White House shows renewed focus on gas prices
The White House is showing a renewed focus on hammering down gasoline prices — including calling oil company executives to Washington for face-to-face talks Thursday.
Why it matters: Prices at the pump have become a central focus for increasingly cranky consumers, and a ubiquitous reminder of the administration's fecklessness on inflation, their top concern.
- The executives will likely get an earful from Energy Secretary Jennifer Granholm, though it remains unclear what combination of carrots and sticks could coax the industry into pumping more crude and selling it more cheaply.
State of play: The risk that runaway gas prices pose politically has prompted a flurry of activity.
- President Biden Wednesday called for Congress to suspend the Federal gas tax (though that could be counterproductive).
- Administration officials are not ruling out restrictions on energy exports (tricky in light of the need to help supply European allies facing the loss of Russian supplies).
- And next month, Biden is expected to travel to Saudi Arabia — a country he once vowed to make "a pariah" on the world stage — to try to cajole more crude out of the kingdom.
What they're saying: "With the world now focused on the risks for high and rising energy inflation, the likelihood of policy correction is rising," wrote Goldman Sachs analysts in a client note this week, referring to government efforts to stimulate oil production.
- Rising production out of Saudi Arabia and Russia — amid falling political will globally to blackball purchases from both — could help lower prices, per Goldman.
The impact: Market prices for wholesale crude oil and gasoline have started to roll over.
- U.S. benchmark West Texas Crude is down about 8% this month, to just above $105 per barrel.
- It's down about 14% from its recent peak of $122.

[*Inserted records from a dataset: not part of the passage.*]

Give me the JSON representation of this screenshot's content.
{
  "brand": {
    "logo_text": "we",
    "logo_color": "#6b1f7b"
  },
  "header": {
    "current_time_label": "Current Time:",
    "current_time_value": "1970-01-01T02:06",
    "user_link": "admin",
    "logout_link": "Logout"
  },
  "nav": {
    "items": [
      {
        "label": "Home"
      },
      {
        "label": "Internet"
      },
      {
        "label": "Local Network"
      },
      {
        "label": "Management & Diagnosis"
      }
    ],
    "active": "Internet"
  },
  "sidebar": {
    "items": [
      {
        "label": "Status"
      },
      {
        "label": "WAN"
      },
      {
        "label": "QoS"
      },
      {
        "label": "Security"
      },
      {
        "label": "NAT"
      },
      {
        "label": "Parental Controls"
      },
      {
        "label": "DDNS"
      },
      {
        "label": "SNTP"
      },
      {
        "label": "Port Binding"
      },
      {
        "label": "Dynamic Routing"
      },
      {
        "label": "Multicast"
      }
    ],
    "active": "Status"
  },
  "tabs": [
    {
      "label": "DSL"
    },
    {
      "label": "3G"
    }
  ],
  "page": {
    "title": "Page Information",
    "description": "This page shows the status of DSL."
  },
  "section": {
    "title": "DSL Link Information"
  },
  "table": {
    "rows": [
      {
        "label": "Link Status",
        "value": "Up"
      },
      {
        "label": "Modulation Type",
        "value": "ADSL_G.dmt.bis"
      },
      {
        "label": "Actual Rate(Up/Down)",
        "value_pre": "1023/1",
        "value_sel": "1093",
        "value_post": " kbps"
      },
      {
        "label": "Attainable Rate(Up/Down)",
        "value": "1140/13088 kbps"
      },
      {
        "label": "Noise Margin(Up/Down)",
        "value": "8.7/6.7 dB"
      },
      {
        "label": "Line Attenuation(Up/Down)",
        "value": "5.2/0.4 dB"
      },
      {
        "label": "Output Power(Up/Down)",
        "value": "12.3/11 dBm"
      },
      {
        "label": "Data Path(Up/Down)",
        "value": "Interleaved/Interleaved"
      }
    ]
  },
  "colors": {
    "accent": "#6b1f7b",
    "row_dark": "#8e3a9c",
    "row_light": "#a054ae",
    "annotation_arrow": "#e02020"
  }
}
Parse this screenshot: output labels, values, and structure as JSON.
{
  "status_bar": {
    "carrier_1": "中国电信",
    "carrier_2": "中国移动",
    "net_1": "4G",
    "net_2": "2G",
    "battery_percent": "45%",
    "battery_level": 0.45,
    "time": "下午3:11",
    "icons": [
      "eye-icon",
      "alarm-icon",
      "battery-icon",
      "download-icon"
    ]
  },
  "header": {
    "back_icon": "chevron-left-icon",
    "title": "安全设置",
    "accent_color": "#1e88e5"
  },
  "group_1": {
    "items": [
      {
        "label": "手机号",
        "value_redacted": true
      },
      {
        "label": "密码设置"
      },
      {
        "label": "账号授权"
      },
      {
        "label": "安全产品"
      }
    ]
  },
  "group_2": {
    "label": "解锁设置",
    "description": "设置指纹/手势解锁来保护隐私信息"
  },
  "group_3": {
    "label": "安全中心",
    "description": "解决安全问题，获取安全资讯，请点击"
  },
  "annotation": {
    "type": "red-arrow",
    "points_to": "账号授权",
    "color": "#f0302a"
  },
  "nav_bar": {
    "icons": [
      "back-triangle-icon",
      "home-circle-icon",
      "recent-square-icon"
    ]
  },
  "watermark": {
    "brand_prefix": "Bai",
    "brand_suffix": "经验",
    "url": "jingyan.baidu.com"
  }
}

Yes, but: This isn't just about what the administration is doing. Much of the decline is also related to the growing odds that the Federal Reserve's rate hikes could push the country into a recession over the next year to 18 months, which would mean lower demand for oil.
- Continued weakness in China — including a new lockdown in Shenzhen this week — is expected to be a drag on global growth.
The bottom line: Soaring gas prices are a killer for politicians. It only makes sense that the administration is trying to do something about them.